* Problem to solve:
Copy out lines with the word "left" from the material that follows.

* Provided records:
+-------+

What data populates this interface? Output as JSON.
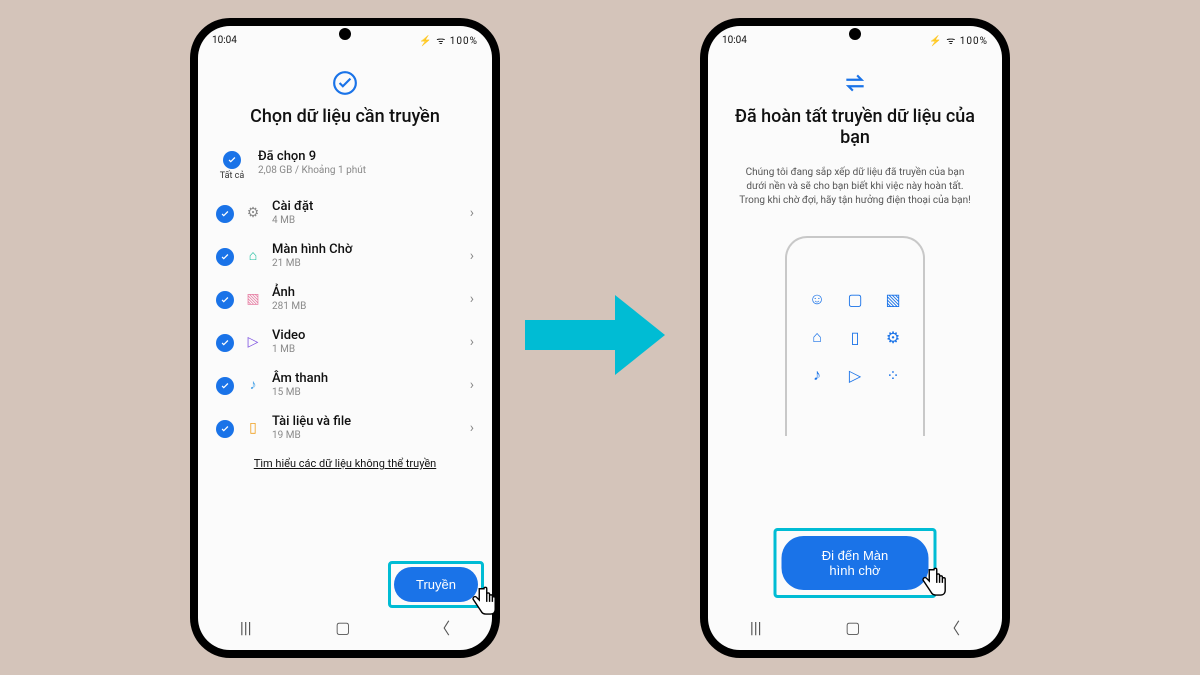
{
  "statusbar": {
    "time": "10:04",
    "right": "⚡ ᯤ 100%"
  },
  "left": {
    "title": "Chọn dữ liệu cần truyền",
    "all_label": "Tất cả",
    "selected_title": "Đã chọn 9",
    "selected_sub": "2,08 GB / Khoảng 1 phút",
    "items": [
      {
        "name": "Cài đặt",
        "size": "4 MB",
        "color": "grey",
        "glyph": "⚙"
      },
      {
        "name": "Màn hình Chờ",
        "size": "21 MB",
        "color": "teal",
        "glyph": "⌂"
      },
      {
        "name": "Ảnh",
        "size": "281 MB",
        "color": "pink",
        "glyph": "▧"
      },
      {
        "name": "Video",
        "size": "1 MB",
        "color": "purple",
        "glyph": "▷"
      },
      {
        "name": "Âm thanh",
        "size": "15 MB",
        "color": "blue",
        "glyph": "♪"
      },
      {
        "name": "Tài liệu và file",
        "size": "19 MB",
        "color": "orange",
        "glyph": "▯"
      }
    ],
    "learn_more": "Tìm hiểu các dữ liệu không thể truyền",
    "cta": "Truyền"
  },
  "right": {
    "title": "Đã hoàn tất truyền dữ liệu của bạn",
    "subtext": "Chúng tôi đang sắp xếp dữ liệu đã truyền của bạn dưới nền và sẽ cho bạn biết khi việc này hoàn tất. Trong khi chờ đợi, hãy tận hưởng điện thoại của bạn!",
    "cta": "Đi đến Màn hình chờ"
  }
}
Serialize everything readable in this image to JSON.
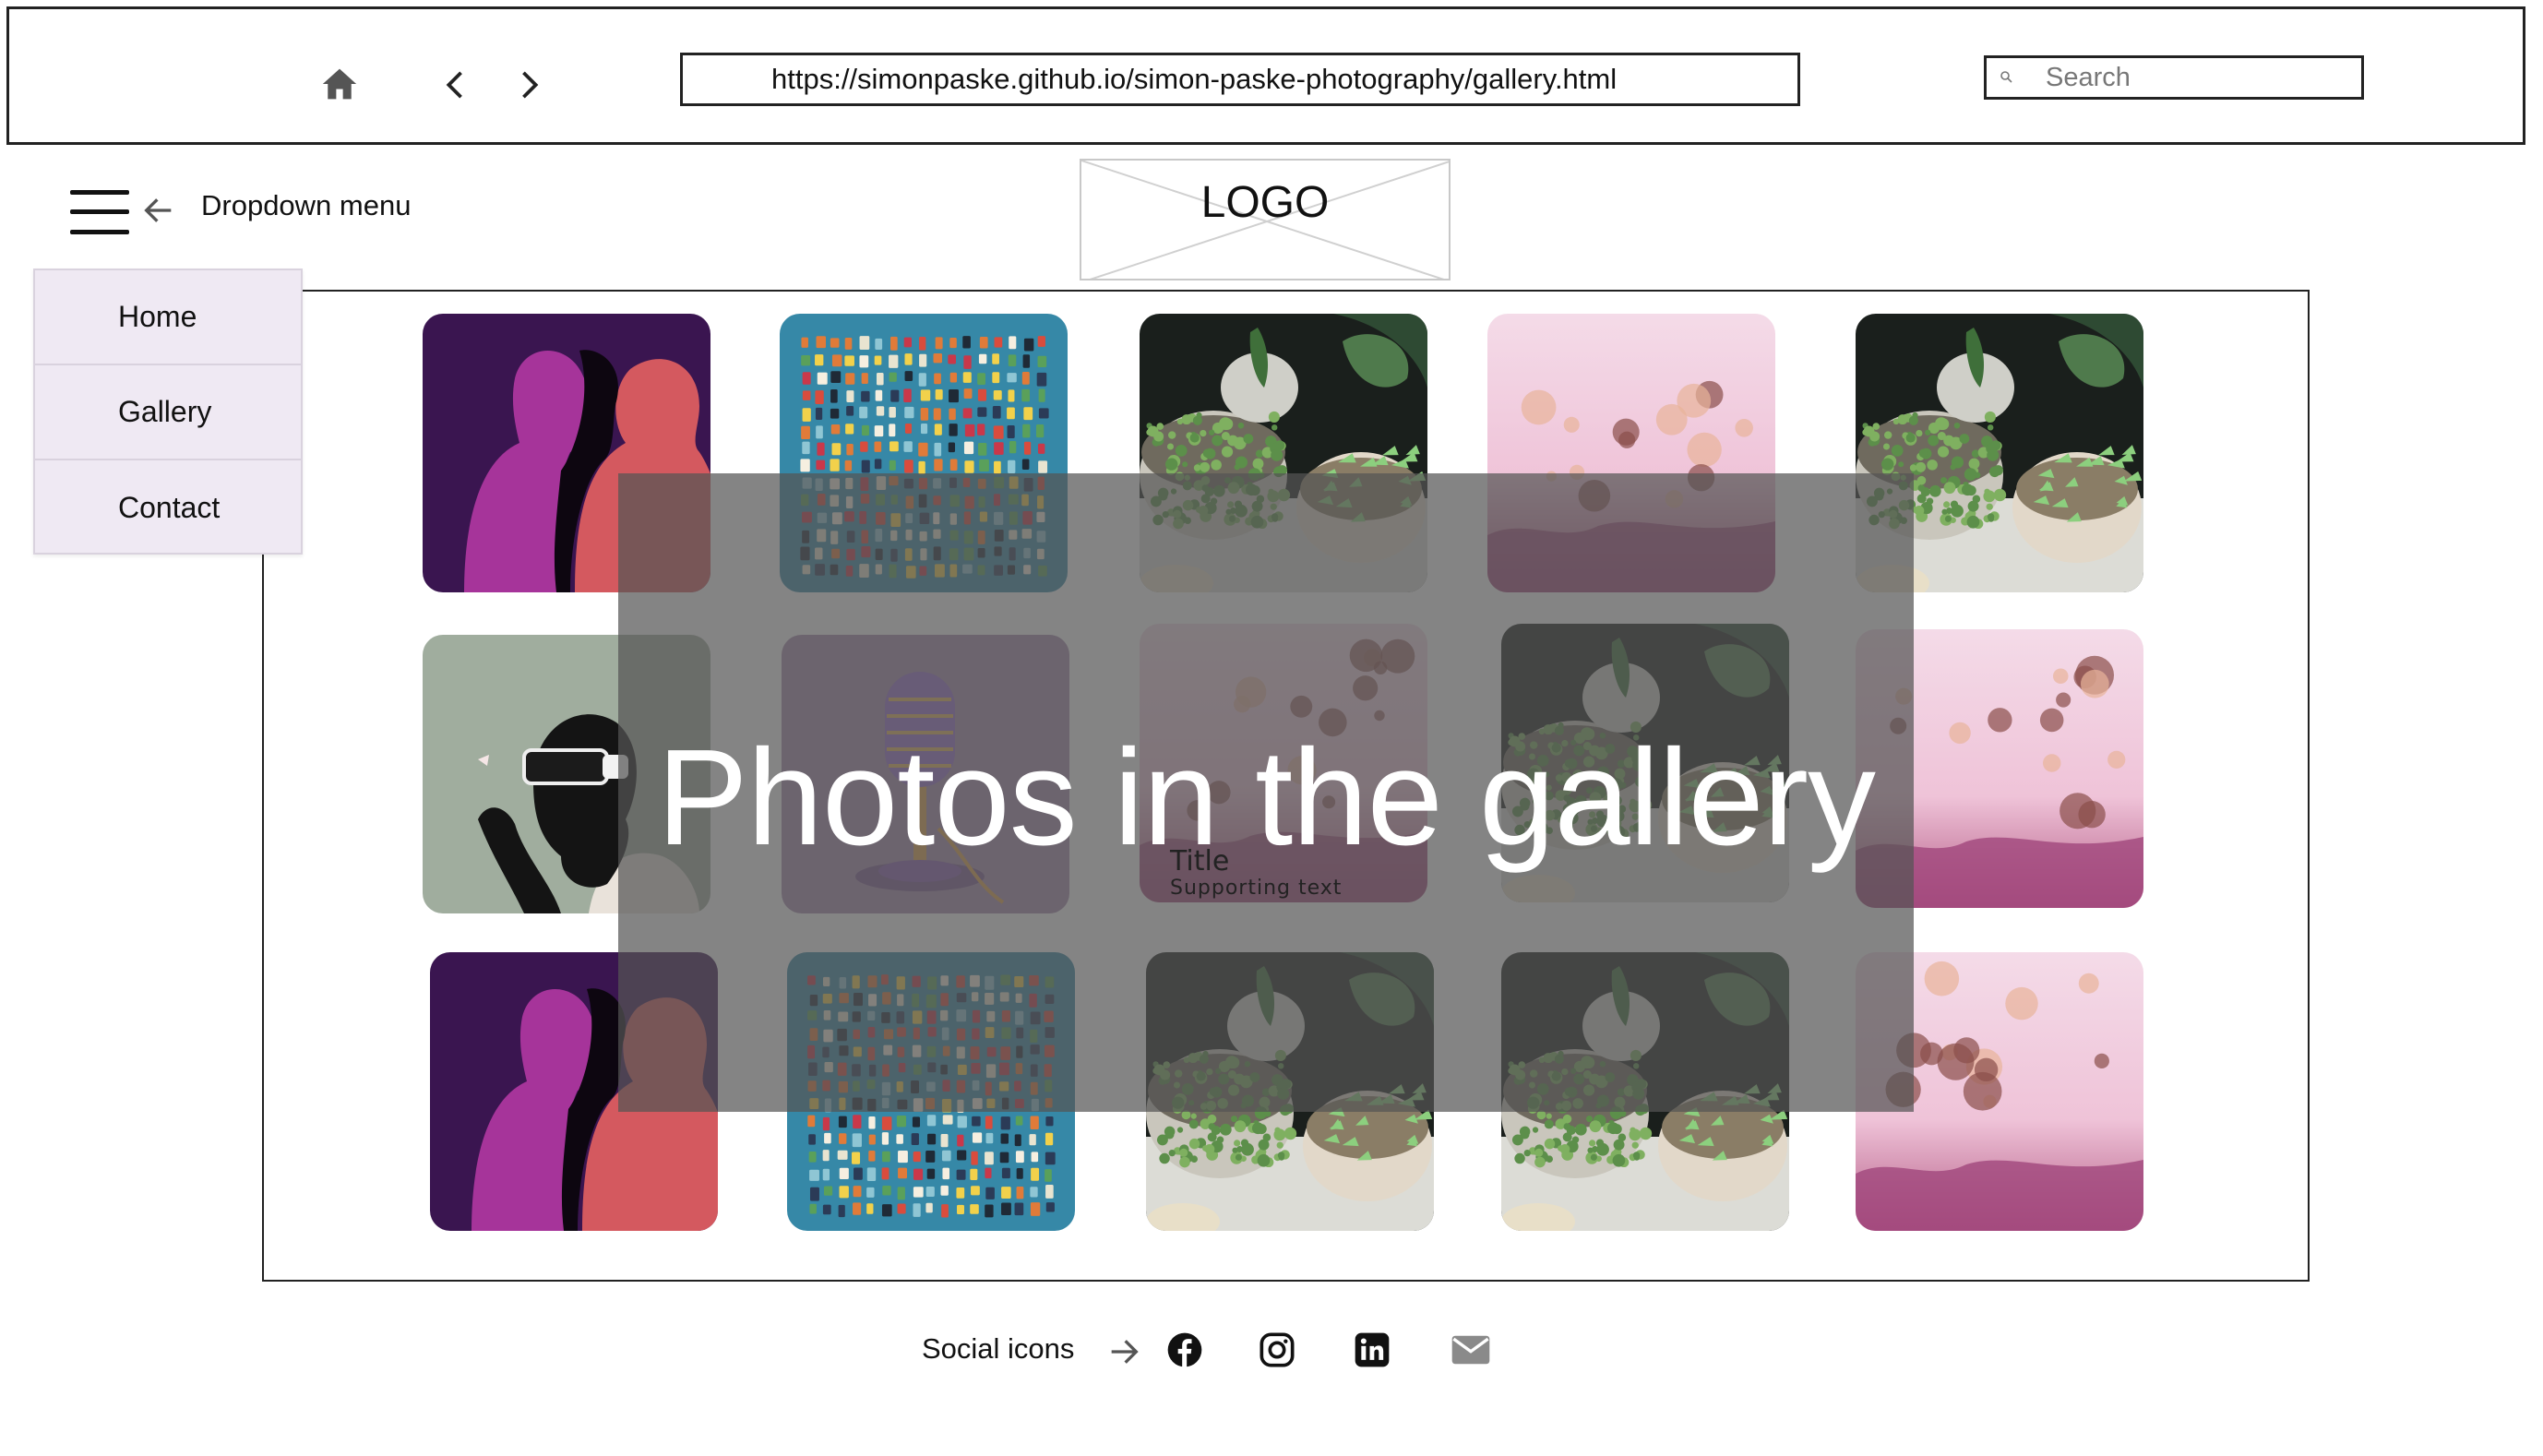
{
  "browser": {
    "url": "https://simonpaske.github.io/simon-paske-photography/gallery.html",
    "search_placeholder": "Search",
    "icons": [
      "home-icon",
      "chevron-left-icon",
      "chevron-right-icon",
      "search-icon"
    ]
  },
  "header": {
    "dropdown_label": "Dropdown menu",
    "logo_text": "LOGO",
    "icons": [
      "hamburger-icon",
      "arrow-left-icon"
    ]
  },
  "menu": {
    "items": [
      {
        "label": "Home"
      },
      {
        "label": "Gallery"
      },
      {
        "label": "Contact"
      }
    ]
  },
  "gallery": {
    "overlay_text": "Photos in the gallery",
    "tile_title": "Title",
    "tile_supporting_text": "Supporting text",
    "photos": [
      "silhouettes-art",
      "colorful-tiles-art",
      "succulent-plants",
      "pink-bokeh-flowers",
      "succulent-plants",
      "vr-headset-art",
      "microphone-art",
      "pink-bokeh-flowers",
      "succulent-plants",
      "pink-bokeh-flowers",
      "silhouettes-art",
      "colorful-tiles-art",
      "succulent-plants",
      "succulent-plants",
      "pink-bokeh-flowers"
    ]
  },
  "footer": {
    "social_label": "Social icons",
    "icons": [
      "facebook-icon",
      "instagram-icon",
      "linkedin-icon",
      "mail-icon"
    ]
  },
  "colors": {
    "menu_bg": "#efe9f3",
    "overlay": "#555555",
    "text": "#111111"
  }
}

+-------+

* Answer to the problem:
  "left": {
      "chevron-left-icon",
      "arrow-left-icon"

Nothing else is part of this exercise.